■ Dataset rows describing interfaces

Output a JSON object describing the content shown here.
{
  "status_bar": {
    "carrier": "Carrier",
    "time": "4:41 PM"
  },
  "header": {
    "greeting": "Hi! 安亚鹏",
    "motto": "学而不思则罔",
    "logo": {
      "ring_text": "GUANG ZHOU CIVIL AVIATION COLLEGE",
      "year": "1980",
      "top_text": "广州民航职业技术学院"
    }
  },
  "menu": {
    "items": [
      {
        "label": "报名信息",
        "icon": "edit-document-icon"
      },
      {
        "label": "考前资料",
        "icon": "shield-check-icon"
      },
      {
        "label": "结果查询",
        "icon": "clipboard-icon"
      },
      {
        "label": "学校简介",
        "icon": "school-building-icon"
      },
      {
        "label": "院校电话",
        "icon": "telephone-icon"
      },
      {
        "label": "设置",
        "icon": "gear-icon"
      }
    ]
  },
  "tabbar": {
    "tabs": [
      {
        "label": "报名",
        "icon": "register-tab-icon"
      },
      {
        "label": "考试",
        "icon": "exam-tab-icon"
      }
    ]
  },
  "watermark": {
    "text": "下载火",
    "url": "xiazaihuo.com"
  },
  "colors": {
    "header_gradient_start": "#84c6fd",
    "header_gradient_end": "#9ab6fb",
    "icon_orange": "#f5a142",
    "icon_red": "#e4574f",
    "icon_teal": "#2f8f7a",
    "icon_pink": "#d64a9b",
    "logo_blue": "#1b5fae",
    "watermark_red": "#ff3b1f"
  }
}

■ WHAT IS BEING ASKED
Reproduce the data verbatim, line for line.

■ RESPONSE
Output a JSON object describing the content shown here.
{
  "status_bar": {
    "carrier": "Carrier",
    "time": "4:41 PM"
  },
  "header": {
    "greeting": "Hi! 安亚鹏",
    "motto": "学而不思则罔",
    "logo": {
      "ring_text": "GUANG ZHOU CIVIL AVIATION COLLEGE",
      "year": "1980",
      "top_text": "广州民航职业技术学院"
    }
  },
  "menu": {
    "items": [
      {
        "label": "报名信息",
        "icon": "edit-document-icon"
      },
      {
        "label": "考前资料",
        "icon": "shield-check-icon"
      },
      {
        "label": "结果查询",
        "icon": "clipboard-icon"
      },
      {
        "label": "学校简介",
        "icon": "school-building-icon"
      },
      {
        "label": "院校电话",
        "icon": "telephone-icon"
      },
      {
        "label": "设置",
        "icon": "gear-icon"
      }
    ]
  },
  "tabbar": {
    "tabs": [
      {
        "label": "报名",
        "icon": "register-tab-icon"
      },
      {
        "label": "考试",
        "icon": "exam-tab-icon"
      }
    ]
  },
  "watermark": {
    "text": "下载火",
    "url": "xiazaihuo.com"
  },
  "colors": {
    "header_gradient_start": "#84c6fd",
    "header_gradient_end": "#9ab6fb",
    "icon_orange": "#f5a142",
    "icon_red": "#e4574f",
    "icon_teal": "#2f8f7a",
    "icon_pink": "#d64a9b",
    "logo_blue": "#1b5fae",
    "watermark_red": "#ff3b1f"
  }
}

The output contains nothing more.